 Researchers at Texas A&M have been developing conflict detection AI software, that can pick up on the subtle indicators that trouble is brewing that might lead to an argument. The non-invasive sensors worn by subjects detect and measure vocal indicators that the previously discussed therapist-competing algorithm had a discrete awareness of. They also pick up on physical indicators perspiration and heart rate, all of which can indicate a possible impending argument.

 What results is a preventative approach to conflict resolution that is less fraught than the role of a marriage and family counselor or a relationship therapist, or even simply a friend acting as a mediator. The role of the AI based conflict detection software is not to get in the middle of your conflict, but stop it before it even begins. The software doesn’t need to know a ton about the intricacies of your relationship. Instead, it detects and analyzes various warning signs that we often overlook when escalating a conflict. What results is not exactly conflict resolution, but conflict avoidance. Think of it like a notification on your phone that tells you to think twice before heading into a heated argument. Your relationship might truly be better for it.

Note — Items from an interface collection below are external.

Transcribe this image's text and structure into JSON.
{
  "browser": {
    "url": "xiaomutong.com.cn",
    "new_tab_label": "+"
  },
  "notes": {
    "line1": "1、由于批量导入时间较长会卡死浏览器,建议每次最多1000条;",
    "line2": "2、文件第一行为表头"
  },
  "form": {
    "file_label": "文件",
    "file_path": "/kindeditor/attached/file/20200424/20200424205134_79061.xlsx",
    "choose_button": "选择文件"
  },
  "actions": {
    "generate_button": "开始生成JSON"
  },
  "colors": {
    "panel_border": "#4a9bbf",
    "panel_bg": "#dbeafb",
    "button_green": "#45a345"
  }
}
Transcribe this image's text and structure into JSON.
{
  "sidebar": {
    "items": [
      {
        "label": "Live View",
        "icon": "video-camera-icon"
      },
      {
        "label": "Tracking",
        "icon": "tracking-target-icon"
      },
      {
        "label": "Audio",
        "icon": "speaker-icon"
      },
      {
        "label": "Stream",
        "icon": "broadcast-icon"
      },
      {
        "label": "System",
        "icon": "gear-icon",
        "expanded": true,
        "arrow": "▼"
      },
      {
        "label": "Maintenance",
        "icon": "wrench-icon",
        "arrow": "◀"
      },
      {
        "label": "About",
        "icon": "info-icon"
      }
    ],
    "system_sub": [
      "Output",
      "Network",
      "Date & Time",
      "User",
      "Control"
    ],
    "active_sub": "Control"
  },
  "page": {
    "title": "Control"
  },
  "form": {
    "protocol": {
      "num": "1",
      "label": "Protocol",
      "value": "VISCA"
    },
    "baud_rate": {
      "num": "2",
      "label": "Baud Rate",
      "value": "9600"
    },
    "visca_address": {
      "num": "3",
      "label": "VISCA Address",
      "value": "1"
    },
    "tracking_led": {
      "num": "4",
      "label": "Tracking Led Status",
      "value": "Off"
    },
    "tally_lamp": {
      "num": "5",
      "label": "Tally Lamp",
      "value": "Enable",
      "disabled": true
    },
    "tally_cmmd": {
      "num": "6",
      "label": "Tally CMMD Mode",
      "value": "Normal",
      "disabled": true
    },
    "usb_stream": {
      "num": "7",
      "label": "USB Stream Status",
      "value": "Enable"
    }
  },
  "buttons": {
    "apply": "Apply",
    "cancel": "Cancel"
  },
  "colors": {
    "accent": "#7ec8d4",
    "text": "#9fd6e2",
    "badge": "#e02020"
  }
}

 Human beings will never be perfect communicators, but many of us would like to learn how to become better communicators with the people in our lives. When faced with a conflict, it might better not to give into anger and instead modulate your emotions in a way that is healthier for all parties involved. AI conflict detection software and machine learning algorithms that are designed to detect and interpret the subtleties of human interaction and emotions, can be used by humans to become more sensitive communicators in the future. And wouldn’t that ultimately be better for all our relationships in the long run.